Coal and oil are still the world’s main energy sources, but there’s massive public support for a cleaner energy future. According to a new survey, people across all ages, political standpoints, education and geographies are in favour of a shift to ‘green’ energy, and three out of four believe that it will boost their country’s economy.
The backing for renewable energy is clear: In the largest survey of attitudes on the subject* ever conducted, 82 percent favour a change from black to green energy.
On a rainy Tuesday afternoon at Sustainable Brands ‘17 Copenhagen, I caught the bus ferrying several attendees to visit Ørsted’s Avedøre Power Station. It was an eye-opening experience, especially to someone who had never been inside a power plant before!
Nature could hold the key to reversing or mitigating the effects of climate change — a concept that the Biomimicry Institute and Ray C. Anderson Foundation are banking on. The two organizations have issued a call to action for entrepreneurs to look to the planet’s living systems to create viable solutions to the global climate crisis.
Corresponding with the launch of its updated Global States and Regions Annual Disclosure report in partnership with CDP and the 2017 United Nations Climate Change Conference (COP23), The Climate Group has announced new members and progress for its electric vehicles (EV100), energy productivity (EP100) and renewable electricity (
Renewable energy solutions are on the rise, particularly in the realm of efficiency and storage advancements, making emissions-free electricity more accessible and affordable for all. One drawback, however, is the pressure intermittent renewable energy puts on electrical grids, but Dutch energy expert Alfen may have found the answer. The company has developed the Cellular Smart Grid Platform (CSGriP), which divides the central grid into smaller cells that can operate autonomously and even self-heal.
There’s no denying it: Clean energy is on the rise in America. Each year, investments in renewable sources of power continue to increase, bringing with it economic and job growth. In fact, it’s on track to deliver an increasing share of total energy supply, putting traditional energy sources to the side. That’s why organizations across the country are committing to renewable energy as a way to meet their sustainability goals and cut energy costs.
Following a recent commitment to source 100 percent sustainable cotton by 2020, Target has introduced a new climate policy and Science-Based Target Initiative-aligned goals aimed at reducing its carbon footprint.
Nearly three weeks after Puerto Rico was pummeled by Hurricane Maria, the island is still feeling the storm’s disastrous effects. The destruction of transmission lines across the island has left much of Puerto Rico’s population in darkness and without access to information technologies. The problem is critical, but Elon Musk believes Tesla technology may hold the key to rebuilding the US territory’s antiquated grid.

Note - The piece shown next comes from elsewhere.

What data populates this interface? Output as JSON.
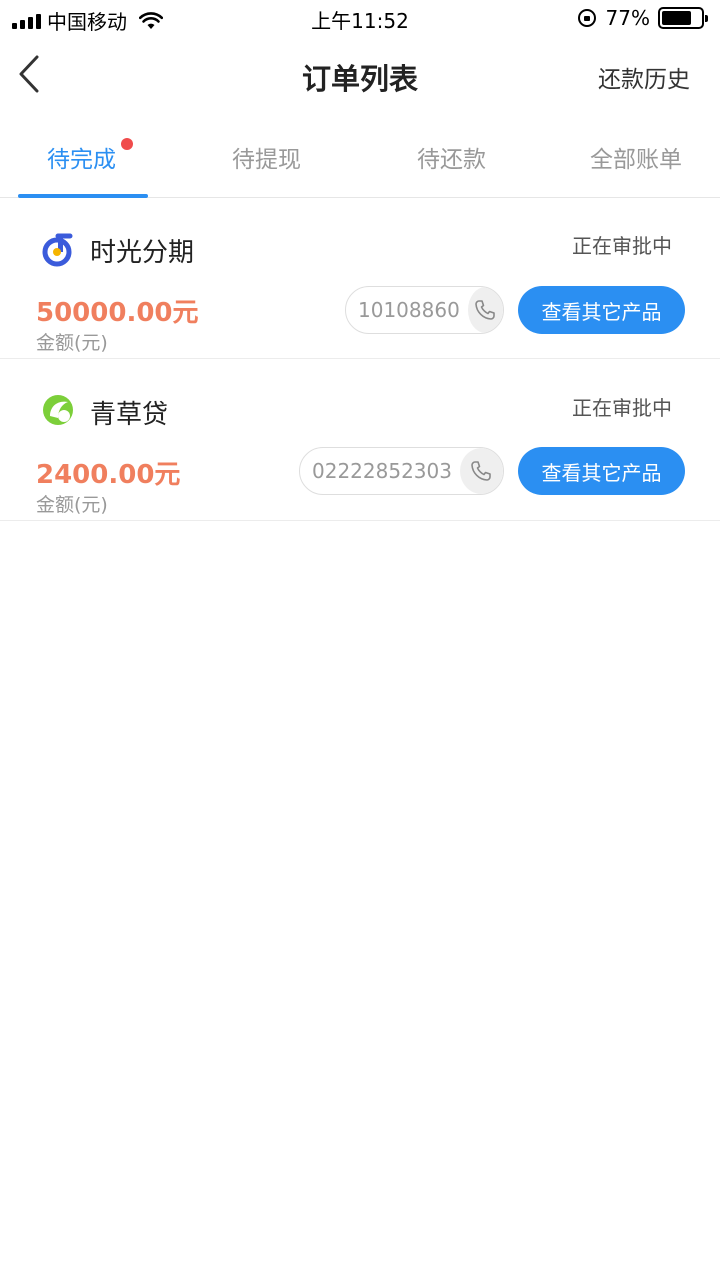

Earlier this week, the Larta Institute, an accelerator for small businesses and startups in science-based innovation, announced that its subsidiary, Larta Inc. has been awarded an exclusive contract by the United States Department of Energy (DOE) to manage its national Commercialization Assistance Program (CAP) for as many as 450 Small Business Innovation Research (SBIR) Phase I and II awardees per year beginning in September 2017. The DOE granted over $224 million to SBIR recipients in 2016.
During Climate Week NYC, international nonprofit The Climate Group, a member of the We Mean Business coalition of nonprofits working with global businesses to take action on climate change, announced the launch of a new business campaign designed to fast-track the uptake of electric vehicles (EVs) and infrastructure.